[Component data from apps and pages]
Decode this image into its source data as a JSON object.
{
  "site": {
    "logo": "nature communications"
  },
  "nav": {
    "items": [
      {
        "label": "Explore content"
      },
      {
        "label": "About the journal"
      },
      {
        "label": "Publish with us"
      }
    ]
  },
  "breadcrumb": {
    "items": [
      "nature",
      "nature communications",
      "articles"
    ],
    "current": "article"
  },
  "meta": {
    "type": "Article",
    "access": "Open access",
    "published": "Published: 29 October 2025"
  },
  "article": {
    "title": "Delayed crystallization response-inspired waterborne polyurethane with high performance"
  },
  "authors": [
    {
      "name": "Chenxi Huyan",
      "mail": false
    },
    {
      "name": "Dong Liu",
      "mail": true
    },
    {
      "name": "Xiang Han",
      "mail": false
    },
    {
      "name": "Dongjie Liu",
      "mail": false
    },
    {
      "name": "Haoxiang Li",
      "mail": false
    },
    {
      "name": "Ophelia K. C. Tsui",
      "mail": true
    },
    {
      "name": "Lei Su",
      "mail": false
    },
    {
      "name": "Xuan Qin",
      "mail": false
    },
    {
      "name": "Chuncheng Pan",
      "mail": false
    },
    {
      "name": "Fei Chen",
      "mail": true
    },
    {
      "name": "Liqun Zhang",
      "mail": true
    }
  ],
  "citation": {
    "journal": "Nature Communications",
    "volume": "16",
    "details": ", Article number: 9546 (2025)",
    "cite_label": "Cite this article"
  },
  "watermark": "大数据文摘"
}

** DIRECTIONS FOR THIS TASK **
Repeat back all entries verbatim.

** TASK ANSWER **
Decode this image into its source data as a JSON object.
{
  "site": {
    "logo": "nature communications"
  },
  "nav": {
    "items": [
      {
        "label": "Explore content"
      },
      {
        "label": "About the journal"
      },
      {
        "label": "Publish with us"
      }
    ]
  },
  "breadcrumb": {
    "items": [
      "nature",
      "nature communications",
      "articles"
    ],
    "current": "article"
  },
  "meta": {
    "type": "Article",
    "access": "Open access",
    "published": "Published: 29 October 2025"
  },
  "article": {
    "title": "Delayed crystallization response-inspired waterborne polyurethane with high performance"
  },
  "authors": [
    {
      "name": "Chenxi Huyan",
      "mail": false
    },
    {
      "name": "Dong Liu",
      "mail": true
    },
    {
      "name": "Xiang Han",
      "mail": false
    },
    {
      "name": "Dongjie Liu",
      "mail": false
    },
    {
      "name": "Haoxiang Li",
      "mail": false
    },
    {
      "name": "Ophelia K. C. Tsui",
      "mail": true
    },
    {
      "name": "Lei Su",
      "mail": false
    },
    {
      "name": "Xuan Qin",
      "mail": false
    },
    {
      "name": "Chuncheng Pan",
      "mail": false
    },
    {
      "name": "Fei Chen",
      "mail": true
    },
    {
      "name": "Liqun Zhang",
      "mail": true
    }
  ],
  "citation": {
    "journal": "Nature Communications",
    "volume": "16",
    "details": ", Article number: 9546 (2025)",
    "cite_label": "Cite this article"
  },
  "watermark": "大数据文摘"
}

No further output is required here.